If you walk the roof:


  • Photograph all roof slopes. This is for reference. Include at least one in your report. Photos taken from low, looking up, or photos taken across the roof, are better than photos taken from the ridge.
  • Take one photo showing a single entire shingle (all three tabs if 3-tab).
  • Take one photo showing a single tab.

This gives you a long shot, a medium shot, and a close-up.

  • Photograph examples of defects (including sealant instead of flashing). Include at least two tabs in the frame. Most people shoot too close. It helps to have another tab in the frame for visual reference.
  • Hold the camera horizontal or vertical, don’t tilt to the angle of the roof.


Inspection Concerns:

  • Minimum roof slope. The IRC requires a minimum slope of 2&12. At roof pitches less than 2&12, waterproof underlayment should be installed. At pitches between 2&12 and 4&12, the IRC requires double underlayment, meaning an overlap of 19 inches.
  • General installation. Look across an entire slope from one end.
    • Shingle exposures should be uniform across the slope.
    • Shingle butts should look straight as you sight down each course.
    • Shingles should lie flat across the roof.
  • Start at/near the eve. Walk parallel to the eve. Check the gutters as you scan the roof.Look for:
    • Improper slope (look for pooled water or sediment accumulation;
    • Poor attachment;
    • Accumulation of granules (expect it on newer homes);
    • Corrosion;
    • Damage; and
    • Excessive shingle overhang (may cause runoff to overshoot gutters)
    • Look at sections of roof as you go, areas approximately 10’x10’.
  • When you reach the end of the slope, move up the roof about 10’. Continue walking parallel to the eave. Check for:
    • Adequate bonding; lift gently on shingle tabs, one per 100 sq. ft. section, check all slopes. For all shingles, all ages… bonds always fail first above joints in underlying shingles).
    • Distortion;
    • Damage
    • Missing shingles
    • Delamination
    • Splits
    • Craze cracking
    • Exposed fasteners
    • Racking (joints align every other course)
    • Discoloration
    • Biological growth
    • Granule loss
  • Flashing
    • All sidewall flashing should be step flashing EXCEPT! In areas designated “high wind” (Broward, Miami-Dade counties in FL), continuous flashing may be required by the AHJ.
    • Counter-flashing properly installed.
    • Plumbing vent pipes: proper installation and rubber boot condition.
    • Attic ventilation devices should have screens.
    • Kickout flashing with sealant.
    • Roof-edge flashing
    • Chimney flashing and counter-flashing
    • Valley flashing
      • Identify type of valley (open, woven, cut, California cut)
      • Comment on roll roof open valley linings
      • Check the potential for cross-wash.


If you can’t/don’t walk the roof:


Check the requirements carefully for the areas in which you work.
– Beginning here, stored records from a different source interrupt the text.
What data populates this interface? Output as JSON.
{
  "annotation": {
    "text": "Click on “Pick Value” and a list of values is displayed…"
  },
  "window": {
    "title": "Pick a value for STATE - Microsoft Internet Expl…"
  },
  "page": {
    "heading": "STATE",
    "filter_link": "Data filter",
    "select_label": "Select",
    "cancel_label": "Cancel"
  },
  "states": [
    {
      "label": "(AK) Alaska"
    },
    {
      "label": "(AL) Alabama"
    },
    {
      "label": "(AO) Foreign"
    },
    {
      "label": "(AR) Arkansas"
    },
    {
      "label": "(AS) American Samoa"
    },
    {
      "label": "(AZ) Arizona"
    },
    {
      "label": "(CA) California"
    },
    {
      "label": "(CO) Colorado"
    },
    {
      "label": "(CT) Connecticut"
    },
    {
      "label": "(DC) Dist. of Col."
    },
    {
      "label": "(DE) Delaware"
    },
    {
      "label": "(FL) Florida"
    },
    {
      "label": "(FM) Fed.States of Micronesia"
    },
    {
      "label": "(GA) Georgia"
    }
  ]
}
Fines can run into the tens of thousands of dollars for making a mistake. Certification preparation courses are available in a number of places, including through InterNACHI's online school  (free to members)

Extension poles

A number of extension poles are available to which a camera can be attached.


  • Get photos of as many slopes as possible. You can see more of the roof from farther away. Rest your camera on/against something stable and zoom in.
  • Get medium and close-up shots however you can.
  • View the roof from a ladder at the roof edge, other parts of the home, hillsides or any other vantage point you can find.
  • Try using binoculars even from the roof edge.
  • Consider using a telescopic pole to take photos of portions of the roof that are difficult to see. Some inspectors are now using drones with cameras attached.
  • Check the bonding of any shingles within reach.

If you aren't comfortable walking a roof, don't do it. Tension from fear degrades your sense of balance and accurate reactions.